|Published on 28-Mar-22 at 14:11 | Last updated on 2-May-22 at 13:09|
The modern aviation field has seen a lot of change since its beginning approximately 120 years ago. Advancements such as transatlantic flight and the development of avionics technologies and composite materials have changed how we think about aviation and how we envision its limits. Advanced aviation technologies such as remotely piloted aircraft systems (i.e., “drones”) and urban air mobility may be the next big shift in the aviation industry. While those with experience in aviation and STEM generally have a positive outlook towards advanced aviation technologies, the views of the general public are less understood. The objective of Dr. Tepylo’s work is to investigate how the public views emerging technologies such as drones and urban air mobility and to evaluate how their perception may be influenced by external sources of information such as the perceived risk-benefit ratio of a particular application or even how technologies are portrayed by the media. Their research team has generated a survey aiming to collect information on the Canadian public’s perception of new aviation technologies, particularly, their awareness, concerns, anticipated uses, and level of support.
On Friday, April 22nd, 2022, Dr. Tepylo’s talk presented the idea that public perception of technology is a greater barrier to overcome than the development of the technology itself and apply this idea to remotely piloted aircraft systems and urban air mobility. The key topics addressed are the perception of commercial aviation and flight behaviours, feelings toward autonomous technologies in different applications, evaluation of risk through different environmental and security factors, and lastly, an exploration of the transportation needs of members of the public and how they would plan to incorporate urban air mobility into their lives. Finally, a framework for disseminating survey results was presented.
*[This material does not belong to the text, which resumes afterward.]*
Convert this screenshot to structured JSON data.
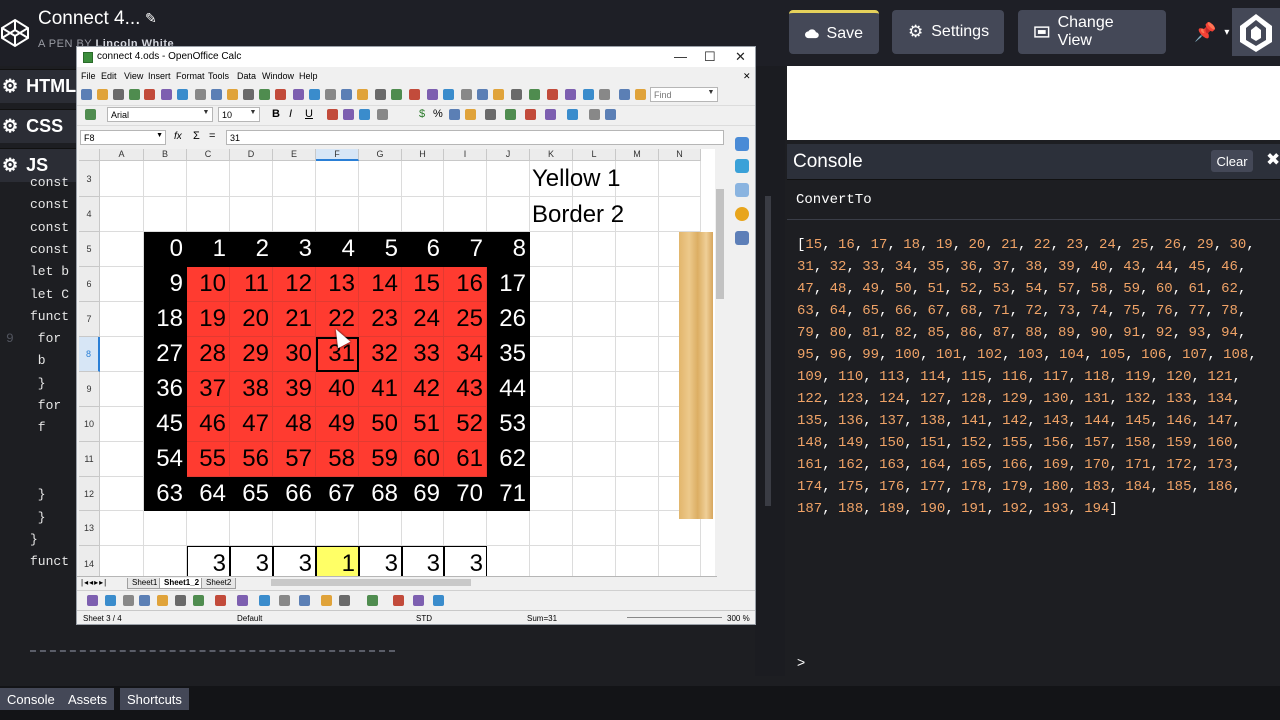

Bio: Dr. Nick Tepylo is Postdoctoral Fellow in the Department of Mechanical and Aerospace Engineering at Carleton University. He earned his PhD in 2021 from Carleton University and Institut National des Sciences Appliquées de Toulouse (INSA-Toulouse) in France. Nick also holds a B.Eng. and M.A.Sc. from Carleton University and his research efforts are focused in the areas of design and societal integration of advanced aviation technologies, ice protection system development, coating design and evaluation, additive manufacturing technologies, and human factors engineering. Nick became interested in aviation at a young age which led him to obtain a pilot’s license and become an aviation instructor. He aspires to become a professor of aerospace engineering whose research will improve safety in the aviation industry. When Nick is not working, he likes to spend time outdoors enjoying running, cycling, and hiking.